Herts and Essex Observer reporter Sinead Holland writes:
They now want a showdown with the authority’s Conservative leader Jim Ketteridge.
The district council’s opposition party pulled out of the Local Development Framework working group last week amid allegations of exclusion from key briefing meetings to “finetune” future housing development policy.
After they made public their concerns – followed by robust denials from the Tories – Lib Dem leader David Morson and his deputy, Elizabeth Parr met with UDC planning chief Andrew Taylor to discuss their concerns.
According to the pair, who represent Henham and Elsenham, Mr Taylor told them the unminuted meeting in January, which was set to be followed up at the end of August, was held because “smaller decisions, like wording, would be handled better by a smaller number of councillors”.
Cllr Morson said: “It seems our suspicions have been confirmed.
“Senior Tories have claimed that the secret meeting in January was simply a briefing by council staff for the benefit of a selected group of councillors, but it appears that decisions were being made on specific elements of the local plan by an elite group of councillors.

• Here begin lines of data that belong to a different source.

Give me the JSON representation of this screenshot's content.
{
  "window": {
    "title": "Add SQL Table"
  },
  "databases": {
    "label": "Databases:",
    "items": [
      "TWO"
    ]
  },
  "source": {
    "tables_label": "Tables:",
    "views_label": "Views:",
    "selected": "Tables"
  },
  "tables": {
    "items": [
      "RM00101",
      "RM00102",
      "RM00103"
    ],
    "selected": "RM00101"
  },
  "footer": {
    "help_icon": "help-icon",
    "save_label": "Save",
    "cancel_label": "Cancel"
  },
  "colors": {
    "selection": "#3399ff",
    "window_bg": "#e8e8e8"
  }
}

“The clandestine nature of the meeting means that these decisions cannot be held up to scrutiny by councillors or the public.”
At the heart of the row is the thorny problem of future housing provision. Previously the Tories adopted a “preferred option” of a 3,000 home, new town, centred on Cllr Parr and Cllr Morson’s constituency to satisfy demand for the next two decades.

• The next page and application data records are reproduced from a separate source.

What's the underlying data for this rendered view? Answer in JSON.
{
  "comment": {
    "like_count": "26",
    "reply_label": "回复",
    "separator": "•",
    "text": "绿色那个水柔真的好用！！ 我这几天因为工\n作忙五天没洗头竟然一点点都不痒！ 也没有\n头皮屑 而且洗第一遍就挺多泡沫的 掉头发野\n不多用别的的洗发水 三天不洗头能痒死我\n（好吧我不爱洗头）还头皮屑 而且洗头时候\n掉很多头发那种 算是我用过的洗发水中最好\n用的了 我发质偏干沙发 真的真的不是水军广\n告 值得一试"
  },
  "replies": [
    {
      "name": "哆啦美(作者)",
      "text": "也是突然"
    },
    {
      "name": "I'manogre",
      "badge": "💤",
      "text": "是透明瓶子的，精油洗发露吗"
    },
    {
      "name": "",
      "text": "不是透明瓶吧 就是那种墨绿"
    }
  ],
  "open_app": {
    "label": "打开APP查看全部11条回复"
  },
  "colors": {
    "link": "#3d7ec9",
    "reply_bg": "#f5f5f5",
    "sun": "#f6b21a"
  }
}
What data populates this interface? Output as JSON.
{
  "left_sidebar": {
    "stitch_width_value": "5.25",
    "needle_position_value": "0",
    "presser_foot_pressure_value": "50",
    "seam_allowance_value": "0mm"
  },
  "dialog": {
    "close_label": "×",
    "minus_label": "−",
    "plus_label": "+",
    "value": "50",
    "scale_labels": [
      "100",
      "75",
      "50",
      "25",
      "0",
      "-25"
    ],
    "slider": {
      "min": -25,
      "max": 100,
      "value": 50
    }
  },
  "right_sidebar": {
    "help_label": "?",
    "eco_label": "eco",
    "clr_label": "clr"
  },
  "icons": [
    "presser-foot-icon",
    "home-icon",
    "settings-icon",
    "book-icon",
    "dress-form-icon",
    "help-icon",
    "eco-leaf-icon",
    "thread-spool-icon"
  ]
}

However the shift to sharing development across the main towns and key villages has caused a backlash in the Tory heartland of Saffron Walden.
Cllr Morson said: “Local plan process should be transparent and accountable, something which Conservative stewardship has thus far has failed to deliver.”
As the controversy first erupted, Cllr Ketteridge made it clear the working party had no decision making powers – and all members were allowed to attend.
“To suggest that there is anything improper is both an attack on members and the council’s officers. This council prides itself on the degree of openness it has but working groups and task groups give both members and officers opportunities to put forward and discuss ideas that may never go further.”
He has offered to meet with his critics.
Residents expect their council to run transparent and fair processes and to act on the public consultation responses they receive. It is also what the Planning Inspector requires. Uttlesford District Councillors, and particularly the UDC Cabinet, will be held to account by voters and other politicians if councils don’t do this and instead try to find ways to short-circuit the system to meet their own ends.
Read the article on the Herts and Essex Observer website.